Back to Basics
These brilliant scientists began this research based on the "hygiene hypothesis," which posits that those brought up in a "developed" society (like the U.S.) have far less exposure to the parasitic infestations and basic bacteria that build a strong immune system, than those raised in less "vaccinated" regions. The incidences of allergies and auto-immune diseases tend to be much higher in these developed areas and that tendency is what sparked the idea of using the worms to reintroduce the developed populace to what they've been missing.
Harvesting the Eggs
The worm eggs that are used in the research are obtained from whipworms that are grown in pigs that are bred in Denmark. After removing the eggs from these pigs (who really got the raw end of the deal on this) they are sent off to Germany to be cleaned and further refined into an active agent.
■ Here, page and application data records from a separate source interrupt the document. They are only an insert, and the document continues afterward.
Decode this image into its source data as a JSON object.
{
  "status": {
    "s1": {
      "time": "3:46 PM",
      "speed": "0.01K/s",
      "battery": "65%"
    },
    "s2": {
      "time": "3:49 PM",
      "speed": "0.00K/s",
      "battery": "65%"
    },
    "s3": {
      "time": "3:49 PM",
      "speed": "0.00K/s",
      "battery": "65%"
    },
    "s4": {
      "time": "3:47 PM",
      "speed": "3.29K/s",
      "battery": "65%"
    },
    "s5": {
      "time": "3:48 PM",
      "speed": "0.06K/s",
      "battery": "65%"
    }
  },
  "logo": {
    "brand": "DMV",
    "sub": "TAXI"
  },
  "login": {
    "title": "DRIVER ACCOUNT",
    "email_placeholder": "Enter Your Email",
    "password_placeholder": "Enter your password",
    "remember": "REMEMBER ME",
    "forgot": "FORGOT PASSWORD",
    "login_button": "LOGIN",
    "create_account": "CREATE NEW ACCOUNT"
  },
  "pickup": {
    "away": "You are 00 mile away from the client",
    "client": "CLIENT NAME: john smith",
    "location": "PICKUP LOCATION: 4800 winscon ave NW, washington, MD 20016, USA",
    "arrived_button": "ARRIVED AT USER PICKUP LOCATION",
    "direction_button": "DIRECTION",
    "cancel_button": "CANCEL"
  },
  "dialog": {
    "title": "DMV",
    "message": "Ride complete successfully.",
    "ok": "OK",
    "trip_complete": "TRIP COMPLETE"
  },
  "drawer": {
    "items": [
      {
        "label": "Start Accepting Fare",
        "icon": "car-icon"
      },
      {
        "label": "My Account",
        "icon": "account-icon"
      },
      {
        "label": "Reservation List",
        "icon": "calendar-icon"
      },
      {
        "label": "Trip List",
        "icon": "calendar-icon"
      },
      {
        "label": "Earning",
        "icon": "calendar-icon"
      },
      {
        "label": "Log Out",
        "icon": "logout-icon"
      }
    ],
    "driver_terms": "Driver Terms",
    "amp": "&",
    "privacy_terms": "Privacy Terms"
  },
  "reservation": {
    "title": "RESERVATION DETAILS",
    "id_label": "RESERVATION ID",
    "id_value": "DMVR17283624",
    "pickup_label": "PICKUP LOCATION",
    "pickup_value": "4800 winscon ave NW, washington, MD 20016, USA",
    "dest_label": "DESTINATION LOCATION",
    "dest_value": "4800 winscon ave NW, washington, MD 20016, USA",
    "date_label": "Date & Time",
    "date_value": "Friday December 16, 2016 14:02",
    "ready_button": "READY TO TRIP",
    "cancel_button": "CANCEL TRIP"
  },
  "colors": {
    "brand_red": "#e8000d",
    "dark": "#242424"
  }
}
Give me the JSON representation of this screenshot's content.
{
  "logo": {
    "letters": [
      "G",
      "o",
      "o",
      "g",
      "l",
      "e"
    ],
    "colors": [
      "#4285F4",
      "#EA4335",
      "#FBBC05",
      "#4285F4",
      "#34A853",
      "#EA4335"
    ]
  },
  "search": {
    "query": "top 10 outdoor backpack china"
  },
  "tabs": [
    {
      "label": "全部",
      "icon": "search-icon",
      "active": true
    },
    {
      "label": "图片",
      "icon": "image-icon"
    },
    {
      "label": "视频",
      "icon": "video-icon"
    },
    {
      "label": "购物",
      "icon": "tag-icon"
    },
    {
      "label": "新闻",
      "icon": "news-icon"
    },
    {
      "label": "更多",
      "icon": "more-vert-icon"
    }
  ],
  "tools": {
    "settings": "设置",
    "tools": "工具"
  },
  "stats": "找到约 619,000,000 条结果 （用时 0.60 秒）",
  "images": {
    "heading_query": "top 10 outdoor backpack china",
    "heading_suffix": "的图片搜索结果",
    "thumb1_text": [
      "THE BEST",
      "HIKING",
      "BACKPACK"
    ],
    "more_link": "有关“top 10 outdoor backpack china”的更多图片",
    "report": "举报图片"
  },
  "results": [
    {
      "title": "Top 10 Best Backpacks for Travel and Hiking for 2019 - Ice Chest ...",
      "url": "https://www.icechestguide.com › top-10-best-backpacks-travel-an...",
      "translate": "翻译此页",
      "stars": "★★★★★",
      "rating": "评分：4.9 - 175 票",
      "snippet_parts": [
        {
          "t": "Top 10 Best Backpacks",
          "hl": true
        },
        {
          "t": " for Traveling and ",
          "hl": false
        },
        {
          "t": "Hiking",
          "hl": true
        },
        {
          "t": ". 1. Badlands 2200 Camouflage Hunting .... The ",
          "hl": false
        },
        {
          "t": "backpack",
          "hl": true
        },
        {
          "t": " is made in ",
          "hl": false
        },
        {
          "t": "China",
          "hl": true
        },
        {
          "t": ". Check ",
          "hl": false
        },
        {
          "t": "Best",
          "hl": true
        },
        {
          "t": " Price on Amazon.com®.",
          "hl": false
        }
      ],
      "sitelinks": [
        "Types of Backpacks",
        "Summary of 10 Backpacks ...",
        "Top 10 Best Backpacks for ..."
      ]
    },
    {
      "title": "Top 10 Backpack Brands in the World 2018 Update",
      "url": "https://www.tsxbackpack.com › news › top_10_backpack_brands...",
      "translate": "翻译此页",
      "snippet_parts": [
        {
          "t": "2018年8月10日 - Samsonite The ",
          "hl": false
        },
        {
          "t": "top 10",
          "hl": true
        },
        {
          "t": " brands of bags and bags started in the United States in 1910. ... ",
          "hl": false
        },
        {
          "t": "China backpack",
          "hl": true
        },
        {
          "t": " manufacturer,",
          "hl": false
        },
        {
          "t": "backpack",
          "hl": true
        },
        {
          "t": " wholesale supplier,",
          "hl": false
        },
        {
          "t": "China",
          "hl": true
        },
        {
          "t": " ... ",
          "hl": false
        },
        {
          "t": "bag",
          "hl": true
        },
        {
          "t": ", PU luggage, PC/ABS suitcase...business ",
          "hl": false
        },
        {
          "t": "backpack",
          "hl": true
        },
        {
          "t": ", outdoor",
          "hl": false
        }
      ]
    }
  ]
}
Let the infesting begin!
In the original trial, 5 newly diagnosed patients with relapsing-remitting Multiple Sclerosis where given 2500 whipworm eggs on a weekly basis for three months. The original test/trial was designed to test the safety and actual tolerability of the worms in a human host. At the end of the three months, the results pointed towards a reduction in brain legions during the test and an increase afterward. The conclusion drawn was that the worms did what they were meant to, reduce the inflammation and number of legions caused by the MS.
Now that they have the results from their original trials, the company is looking at going forward with an FDA trial in the U.S. and working the active agent into being used on Rheumatoid Arthritis, Type I Diabetes and Acute Myelogenous Lukemia.
This type of treatment, with parasitic forms, is called Helminthic Therapy and has been used for quite a long time across human development. With over 2.5 million people affected by MS worldwide and a plethora more affected by the maladies listed above, here is to hoping that people can put their squeemishness aside and return to their roots.
See you next itch...